Printer Friendly

A record-breaking star with flare.

The binary star V711 Tau, about 100 light-years from Earth, belongs to a class of binaries that have relatively high magnetic fields. Noting that the sun and other magnetically active stars produce flares with the sudden release of stored magnetic energy, researchers reasoned that sooner or later, V711 Tau might erupt. But after 15 years of study -- the last eight with a robotic telescope on Arizona's Mount Hopkins -- astronomers found no evidence that this star or any of the other 110 binaries in the same class that the observed had ever undergone such sudden brightening.

V711 Tau's status changed irrevocably on Dec. 14, 1989. Astronomers at the Beijing (China) Astronomical Observatory noted a rapid brightening of the star over just a few hours. After years of negative results, Gregory W. Henry of nennessee State University in Nashville figured the Chinese had erred. But checking with the Mount Hopkins telescope, he found that 12 hours after the Beijing observation, the star had undergone another, more intense jump in luminosity. That flare may represent not only the first observed in this stellar class, but also the most intense observed on any star, Henry says.

At the peak of the flare-up, which lasted about six hours, the total amount of energy released by the star climbed to 5 X [10.sup.34] ergs/second -- a rate about 10 times as large as the sun's total output and 100 million times as intense as a typical white-light solar flare, report Henry and Douglas S. Hall of Vanderbilt University in Nashville.

They also found that the star's overall luminosity remained slightly elevated for three months after the record-breaking outburst. This, coupled with the star's orientation relative to Earth, indicates that the flare may have temporarily erased a large, light-obscuring spot -- perhaps similar to a sunspot -- believed to reside at one of the star's poles, Henry says. The luminosity slowly returned to normal levels, perhaps as the spot began to build back up, he adds.

The flare's origin remains unclear. Because its intensity far exceeded that of a solar flare, it may well have arisen from processes that differ from those causing outbursts on the sun. Even so, V711 Tau's magnetic activity might possibly undergo fluctuations resembling the 11-year sunspot cycle, Henry says.
COPYRIGHT 1991 Science Service, Inc.
No portion of this article can be reproduced without the express written permission from the copyright holder.
Copyright 1991, Gale Group. All rights reserved. Gale Group is a Thomson Corporation Company.

Article Details
Printer friendly Cite/link Email Feedback
Title Annotation:binary star V711 produces flare
Author:Cowen, Ron
Publication:Science News
Date:Jun 15, 1991
Previous Article:Virgo images suggest smaller universe.
Next Article:LDEF maps orbiting junk.

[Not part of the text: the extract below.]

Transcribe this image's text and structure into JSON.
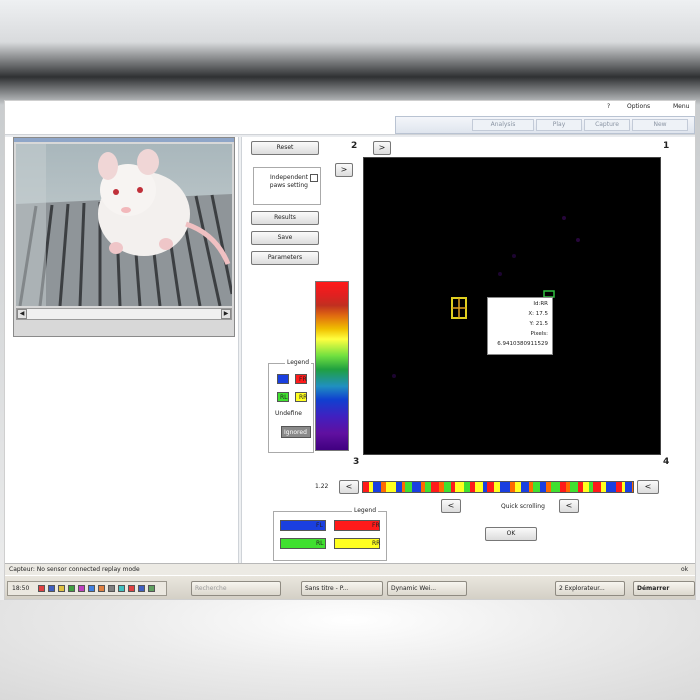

Related Articles
Cyg X-3: photinos, quark nuggets?
Fastest pulsar so far.
A dizzying orbit for a binary star.
Further findings on flare phenomena.
Fantastic fortnight of active region 5395.
The ups and downs of solar flares.
Low-budget stellar spectroscopy.
An outburst of stellar knowledge.
Fortnight of flares dazzles astronomers.
An X-ray burster's visible trail.

Terms of use | Copyright © 2016 Farlex, Inc. | Feedback | For webmasters